Papergirl has been brought to the UK for the first time for Manchester’s Free for Arts Festival which opened onFriday 1st and will run until Friday 8th October. The festival has been woven into the city’s buildings, back-streets and artspaces to give artists the opportunity to find their audience in unlikely places and by unexpected means.
In a railway arch on New Bailey Street, you’ll see two out of the three festival curators, Lois Macdonald and Helen Collett, in the thick of a performance. They’ll be testing one another on GCSE maths skills, performing bleep tests and generally exposing their strengths and weaknesses as a collaborative art duo to a possibly critical public reception.
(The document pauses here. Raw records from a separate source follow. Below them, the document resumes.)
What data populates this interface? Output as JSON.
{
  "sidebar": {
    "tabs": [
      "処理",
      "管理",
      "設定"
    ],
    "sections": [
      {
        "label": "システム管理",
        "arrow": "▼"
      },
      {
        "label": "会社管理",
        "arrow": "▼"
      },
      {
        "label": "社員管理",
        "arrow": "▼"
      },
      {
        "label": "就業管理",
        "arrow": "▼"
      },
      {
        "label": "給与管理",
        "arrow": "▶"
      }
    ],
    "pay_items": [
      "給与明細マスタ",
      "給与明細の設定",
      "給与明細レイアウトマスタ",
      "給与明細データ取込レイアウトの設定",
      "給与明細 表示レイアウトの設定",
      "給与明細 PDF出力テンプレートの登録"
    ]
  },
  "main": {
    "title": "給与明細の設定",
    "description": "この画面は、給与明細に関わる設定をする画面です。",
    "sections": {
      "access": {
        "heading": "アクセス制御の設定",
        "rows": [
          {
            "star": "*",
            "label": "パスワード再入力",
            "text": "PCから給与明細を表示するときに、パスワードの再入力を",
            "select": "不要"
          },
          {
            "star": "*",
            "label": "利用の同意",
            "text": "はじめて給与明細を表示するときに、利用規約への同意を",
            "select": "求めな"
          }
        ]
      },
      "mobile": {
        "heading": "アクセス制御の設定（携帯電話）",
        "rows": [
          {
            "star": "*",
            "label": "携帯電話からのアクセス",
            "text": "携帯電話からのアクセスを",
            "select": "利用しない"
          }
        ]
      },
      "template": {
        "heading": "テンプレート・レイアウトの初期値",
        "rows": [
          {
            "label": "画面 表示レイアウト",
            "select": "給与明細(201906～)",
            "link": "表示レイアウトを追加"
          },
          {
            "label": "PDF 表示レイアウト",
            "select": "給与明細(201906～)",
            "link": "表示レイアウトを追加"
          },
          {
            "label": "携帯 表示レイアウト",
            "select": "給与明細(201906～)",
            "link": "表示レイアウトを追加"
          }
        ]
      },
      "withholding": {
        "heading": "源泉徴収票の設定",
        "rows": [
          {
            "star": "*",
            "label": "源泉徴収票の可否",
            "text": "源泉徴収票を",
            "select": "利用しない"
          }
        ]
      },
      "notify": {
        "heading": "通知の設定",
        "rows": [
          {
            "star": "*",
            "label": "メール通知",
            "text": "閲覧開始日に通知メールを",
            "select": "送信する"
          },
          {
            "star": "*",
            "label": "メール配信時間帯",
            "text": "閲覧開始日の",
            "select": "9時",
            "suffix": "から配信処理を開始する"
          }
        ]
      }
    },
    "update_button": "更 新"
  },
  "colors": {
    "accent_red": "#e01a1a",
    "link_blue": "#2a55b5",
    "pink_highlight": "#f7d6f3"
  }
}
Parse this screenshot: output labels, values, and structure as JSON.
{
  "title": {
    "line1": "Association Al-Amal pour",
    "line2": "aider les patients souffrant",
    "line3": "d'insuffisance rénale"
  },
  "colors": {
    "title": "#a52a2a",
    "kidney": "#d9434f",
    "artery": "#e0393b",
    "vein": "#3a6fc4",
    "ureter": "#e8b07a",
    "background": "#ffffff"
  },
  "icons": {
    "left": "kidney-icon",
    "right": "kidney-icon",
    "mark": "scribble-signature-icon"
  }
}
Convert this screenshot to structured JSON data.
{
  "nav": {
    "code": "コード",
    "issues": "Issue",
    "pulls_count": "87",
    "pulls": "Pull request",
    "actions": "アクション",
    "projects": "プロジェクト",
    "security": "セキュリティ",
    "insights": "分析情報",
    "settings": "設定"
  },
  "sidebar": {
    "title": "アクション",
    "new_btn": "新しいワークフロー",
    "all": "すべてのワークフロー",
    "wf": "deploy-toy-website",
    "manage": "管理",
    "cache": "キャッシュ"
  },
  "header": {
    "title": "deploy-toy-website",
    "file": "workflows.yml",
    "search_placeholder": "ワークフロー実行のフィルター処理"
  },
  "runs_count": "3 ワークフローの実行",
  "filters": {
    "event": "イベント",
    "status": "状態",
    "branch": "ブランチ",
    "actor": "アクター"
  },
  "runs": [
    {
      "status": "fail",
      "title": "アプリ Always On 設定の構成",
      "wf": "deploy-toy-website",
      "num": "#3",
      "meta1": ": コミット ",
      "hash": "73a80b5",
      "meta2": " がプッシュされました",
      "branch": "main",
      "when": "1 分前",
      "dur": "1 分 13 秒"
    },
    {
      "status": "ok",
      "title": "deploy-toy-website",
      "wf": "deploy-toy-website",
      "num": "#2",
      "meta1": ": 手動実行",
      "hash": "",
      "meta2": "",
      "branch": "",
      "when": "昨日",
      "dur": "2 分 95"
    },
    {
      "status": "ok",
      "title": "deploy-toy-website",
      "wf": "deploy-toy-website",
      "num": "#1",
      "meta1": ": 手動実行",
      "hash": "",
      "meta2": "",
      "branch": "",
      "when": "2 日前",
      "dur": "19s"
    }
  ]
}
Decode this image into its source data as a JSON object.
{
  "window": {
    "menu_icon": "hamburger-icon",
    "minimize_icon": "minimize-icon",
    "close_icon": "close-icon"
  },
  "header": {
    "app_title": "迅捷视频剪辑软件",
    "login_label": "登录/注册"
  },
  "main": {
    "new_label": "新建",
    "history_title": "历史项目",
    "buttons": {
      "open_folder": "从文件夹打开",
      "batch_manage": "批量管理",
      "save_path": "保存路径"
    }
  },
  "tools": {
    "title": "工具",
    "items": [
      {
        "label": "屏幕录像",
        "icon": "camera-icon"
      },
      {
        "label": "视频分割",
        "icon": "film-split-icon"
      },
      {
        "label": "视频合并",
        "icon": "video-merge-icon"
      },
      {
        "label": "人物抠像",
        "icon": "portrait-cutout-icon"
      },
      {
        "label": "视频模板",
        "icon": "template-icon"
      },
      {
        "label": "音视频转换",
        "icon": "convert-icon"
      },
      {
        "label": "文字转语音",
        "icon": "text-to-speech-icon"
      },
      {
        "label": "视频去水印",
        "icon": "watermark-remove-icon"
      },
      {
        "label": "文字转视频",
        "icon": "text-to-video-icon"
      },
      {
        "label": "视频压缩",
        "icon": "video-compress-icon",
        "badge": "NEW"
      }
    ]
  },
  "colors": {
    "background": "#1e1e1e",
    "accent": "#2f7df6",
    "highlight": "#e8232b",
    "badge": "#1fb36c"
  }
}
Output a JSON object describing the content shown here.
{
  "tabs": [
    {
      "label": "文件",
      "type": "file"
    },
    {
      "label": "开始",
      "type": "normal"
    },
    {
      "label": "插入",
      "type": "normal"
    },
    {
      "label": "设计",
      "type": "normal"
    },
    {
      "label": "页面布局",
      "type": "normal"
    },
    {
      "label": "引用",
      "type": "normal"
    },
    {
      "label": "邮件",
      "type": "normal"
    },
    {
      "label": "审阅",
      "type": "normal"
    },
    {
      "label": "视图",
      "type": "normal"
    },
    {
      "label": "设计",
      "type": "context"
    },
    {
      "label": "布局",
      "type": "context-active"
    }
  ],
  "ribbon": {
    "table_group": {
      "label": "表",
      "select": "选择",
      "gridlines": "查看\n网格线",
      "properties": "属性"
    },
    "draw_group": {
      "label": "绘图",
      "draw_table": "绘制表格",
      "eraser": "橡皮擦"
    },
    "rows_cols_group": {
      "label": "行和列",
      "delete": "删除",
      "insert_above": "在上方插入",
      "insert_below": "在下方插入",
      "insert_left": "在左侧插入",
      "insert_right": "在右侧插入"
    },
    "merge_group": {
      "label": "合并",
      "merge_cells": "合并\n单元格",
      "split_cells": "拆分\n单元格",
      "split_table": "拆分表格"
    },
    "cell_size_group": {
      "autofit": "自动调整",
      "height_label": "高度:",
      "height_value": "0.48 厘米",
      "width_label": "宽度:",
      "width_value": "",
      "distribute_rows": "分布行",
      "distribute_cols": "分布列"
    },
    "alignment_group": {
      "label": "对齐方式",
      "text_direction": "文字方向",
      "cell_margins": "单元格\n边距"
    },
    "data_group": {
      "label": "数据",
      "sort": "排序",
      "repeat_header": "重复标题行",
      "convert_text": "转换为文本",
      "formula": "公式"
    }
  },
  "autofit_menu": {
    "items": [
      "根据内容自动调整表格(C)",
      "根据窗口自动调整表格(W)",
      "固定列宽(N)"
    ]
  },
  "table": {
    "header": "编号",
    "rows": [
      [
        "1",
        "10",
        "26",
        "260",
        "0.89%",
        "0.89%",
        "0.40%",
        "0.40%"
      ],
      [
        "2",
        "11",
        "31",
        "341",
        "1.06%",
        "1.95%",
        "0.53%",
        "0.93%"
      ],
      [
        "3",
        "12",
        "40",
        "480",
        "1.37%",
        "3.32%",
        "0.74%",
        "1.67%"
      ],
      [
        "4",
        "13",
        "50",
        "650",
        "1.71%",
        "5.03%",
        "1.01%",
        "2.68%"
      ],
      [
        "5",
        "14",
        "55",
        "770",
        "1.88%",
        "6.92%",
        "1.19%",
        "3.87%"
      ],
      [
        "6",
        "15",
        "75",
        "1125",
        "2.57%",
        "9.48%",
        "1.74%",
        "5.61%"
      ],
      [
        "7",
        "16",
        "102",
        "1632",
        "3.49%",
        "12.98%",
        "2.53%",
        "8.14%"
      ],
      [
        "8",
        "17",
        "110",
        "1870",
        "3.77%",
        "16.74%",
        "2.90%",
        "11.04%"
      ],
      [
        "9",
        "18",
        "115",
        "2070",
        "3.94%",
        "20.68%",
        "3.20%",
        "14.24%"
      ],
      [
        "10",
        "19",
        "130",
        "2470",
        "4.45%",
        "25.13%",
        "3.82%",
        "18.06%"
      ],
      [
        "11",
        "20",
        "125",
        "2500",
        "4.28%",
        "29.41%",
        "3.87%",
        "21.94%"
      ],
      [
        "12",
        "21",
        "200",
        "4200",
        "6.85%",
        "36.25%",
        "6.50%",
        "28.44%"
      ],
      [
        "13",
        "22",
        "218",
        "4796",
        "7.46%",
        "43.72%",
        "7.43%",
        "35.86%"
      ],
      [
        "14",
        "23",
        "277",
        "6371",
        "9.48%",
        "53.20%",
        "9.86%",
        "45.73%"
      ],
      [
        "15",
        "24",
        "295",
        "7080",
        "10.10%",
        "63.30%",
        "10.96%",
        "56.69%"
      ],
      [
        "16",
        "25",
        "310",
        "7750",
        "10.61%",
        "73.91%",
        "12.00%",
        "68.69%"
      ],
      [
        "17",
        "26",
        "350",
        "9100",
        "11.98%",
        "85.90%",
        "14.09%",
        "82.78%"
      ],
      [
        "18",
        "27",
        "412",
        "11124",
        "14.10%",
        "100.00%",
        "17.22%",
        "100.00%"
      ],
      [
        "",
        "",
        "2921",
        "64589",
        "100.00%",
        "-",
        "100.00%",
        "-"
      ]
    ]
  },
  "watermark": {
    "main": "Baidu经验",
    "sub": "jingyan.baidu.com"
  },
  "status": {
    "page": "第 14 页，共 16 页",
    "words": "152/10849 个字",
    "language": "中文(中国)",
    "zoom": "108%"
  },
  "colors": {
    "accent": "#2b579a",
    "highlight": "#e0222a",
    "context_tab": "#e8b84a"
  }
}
At the Art Corner space you will find the Toy Shop exhibition curated by Laura Gee who told us she applied the Toy Shop theme to show ‘the playfulness, and versatility of contemporary image-makers’.The show in itself is an installation with elements of 2d and 3d illustrations, props, prints and even toys on display. Gee highlighted the artist Daniel Frost in the Toy Shop for this piece; ‘a chase scene capturing red indians and cowboys in a circular mobile’. Gee has also produced a number of ridiculously cute screen-printed wooden mini toy shop’s, and they are available for visitors to take home.
There is a risk however of devaluation, and it arises from the openness and readily available nature of art when it is freely distributed.These days government arts funding is so hard to land and initiatives like Free for Artsresourcefully find ways to make things happen regardless, so perhaps we shouldn’t get too anxious about this right now. Works included in the festival are for sale, free to view or even to take home thanks to the contributions of enthusiastic,aspiring artists and festival co-ordinators. Art is not necessarily for everyone, but thankfully festivals likeFree for Arts are ensuring we at least have the option to decide.
Words, Jane Faram